Even Judge Merrick Garland had time to crack U.S. Supreme Court jokes during a hearing, winking at his denied nomination to the nation’s highest court.
The comments came during a sitting of the U.S. Court of Appeals for the D.C. Circuit at Georgetown Law, where Chief Judge Garland and Judges Sri Srinivasan and A. Raymond Randolph heard two cases. The special session was part of the appeals court’s revival of “circuit riding,” a throwback to the nation’s early years when justices were required to preside over cases in federal circuit courts, often crisscrossing the country by horse.
Garland told students that justices detested the practice—so much so that Chief Justice John Jay left the role for a governorship in 1795, and later turned down an offer to return to the bench, in part because he couldn’t continue on with riding circuit.
“Apparently serving on the U.S. Supreme Court just isn’t what it’s cracked up to be,” Garland said Thursday, to a roomful of laughing students. Even Srinivasan let out a laugh.
Garland noted another jurist, Thomas Johnson, abandoned the bench partly over his distaste for circuit riding. (Johnson is considered to hold the record for the shortest tenure at the Supreme Court.) That made “two people who didn’t think serving on the Supreme Court was all that,” Garland said, again to laughter.
Thanks to Garland, the D.C. Circuit has enjoyed its own modern-day, and more modest, version of riding the circuit. Since 2013, the appeals court has made it a habit of holding a special sitting each term at one of the district’s law schools.
After Thursday’s arguments, the chief judge said he revived the tradition with the idea of bringing the court’s work to D.C. residents and students. He noted it’s “not always easy” for law students to go to Washington’s federal courthouse.
Since then, the court has visited all six of the district’s law schools, which also include Howard University, the Catholic University of America, George Washington University, the University of the District of Columbia and American University. Thursday’s visit to Georgetown marked the court’s second time there.
The first set of arguments Thursday centered around the denial of a man’s bid to withdraw his guilty plea. He was indicted in 2015 on a child pornography charge.
The second case featured UPS Ground Freight Inc.’s legal spat with the National Labor Relations Board over union elections, a case that has drawn interest from business groups.
The judges asked their usual questions from a wooden dais that bore the D.C. Circuit’s seal.

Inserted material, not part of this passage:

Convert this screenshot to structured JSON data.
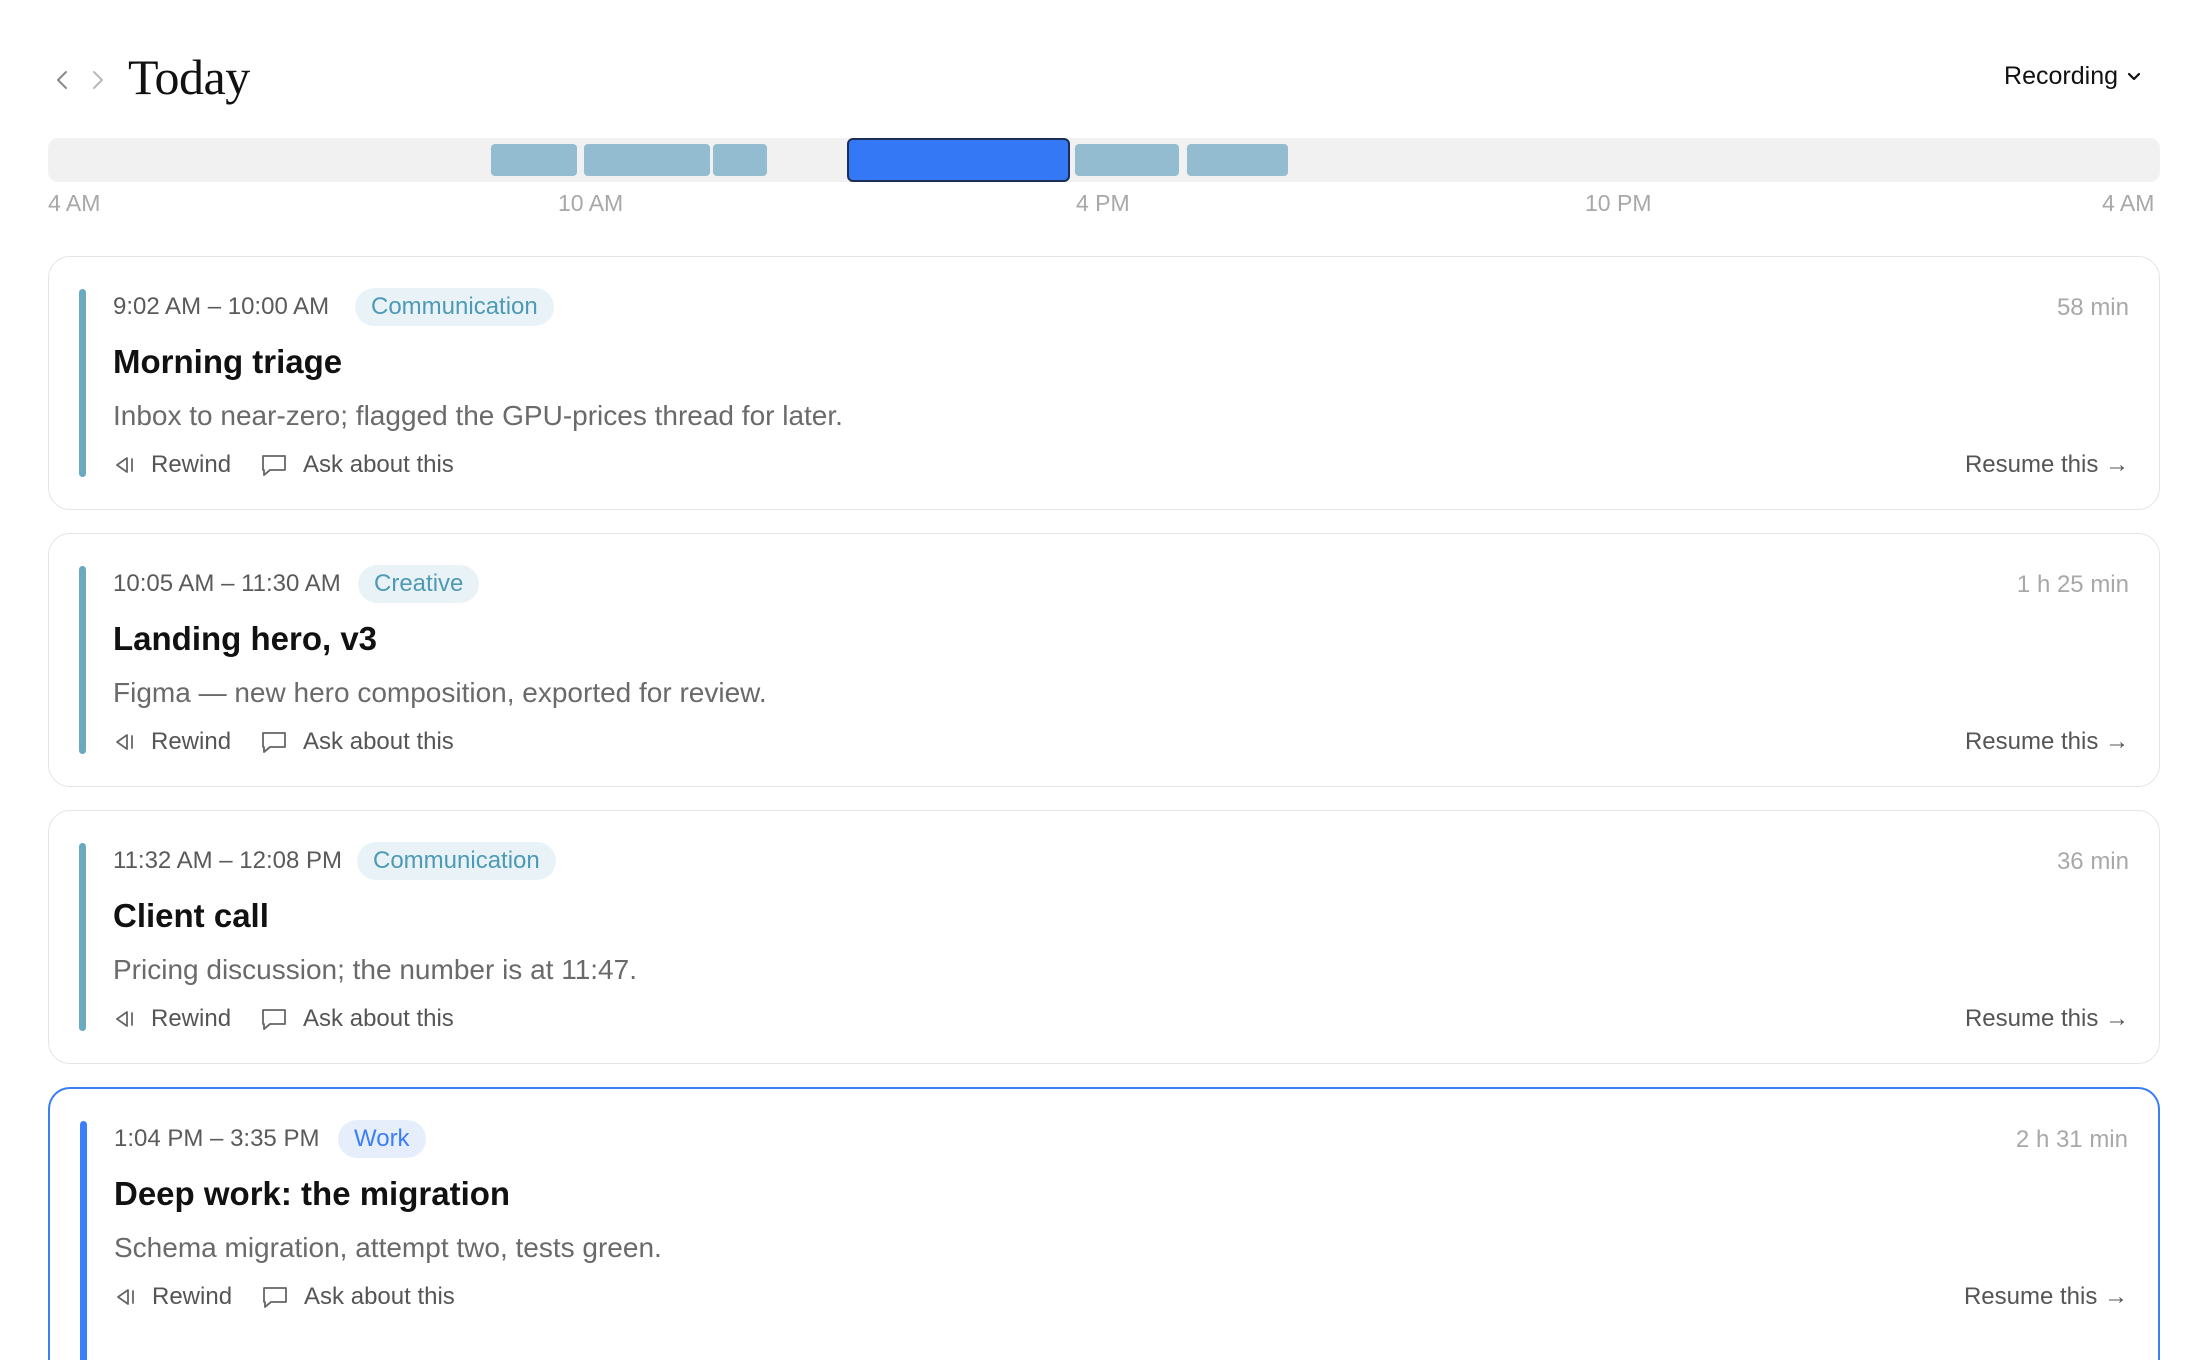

They were seated before a rich blue curtain backdrop, instead of the more muted walls at the E. Barrett Prettyman Courthouse.
Only a few feet separated the judges’ dais from the attorneys’ lectern and counsel tables, but the tight quarters didn’t seem to fluster the lawyers.
Garland said a reception with students often follows the special sessions. Judges will mingle with students, though they’ll steer clear of discussing cases.
Georgetown Law Dean William Treanor, who introduced the panel Thursday, said after the event that the school was pleased the D.C. Circuit was back at Georgetown’s campus, where the court’s first special session was held.
He called it a “privilege for students” to see the court’s work there, and noted that admitted students were also touring the campus Thursday. He said he couldn’t “imagine a better introduction to the law” than the morning’s arguments.
The D.C. Circuit isn’t alone in its “circuit riding” reboot. Other federal appeals courts—including the Fourth, Ninth and Fifth circuits—have similarly traveled to law schools.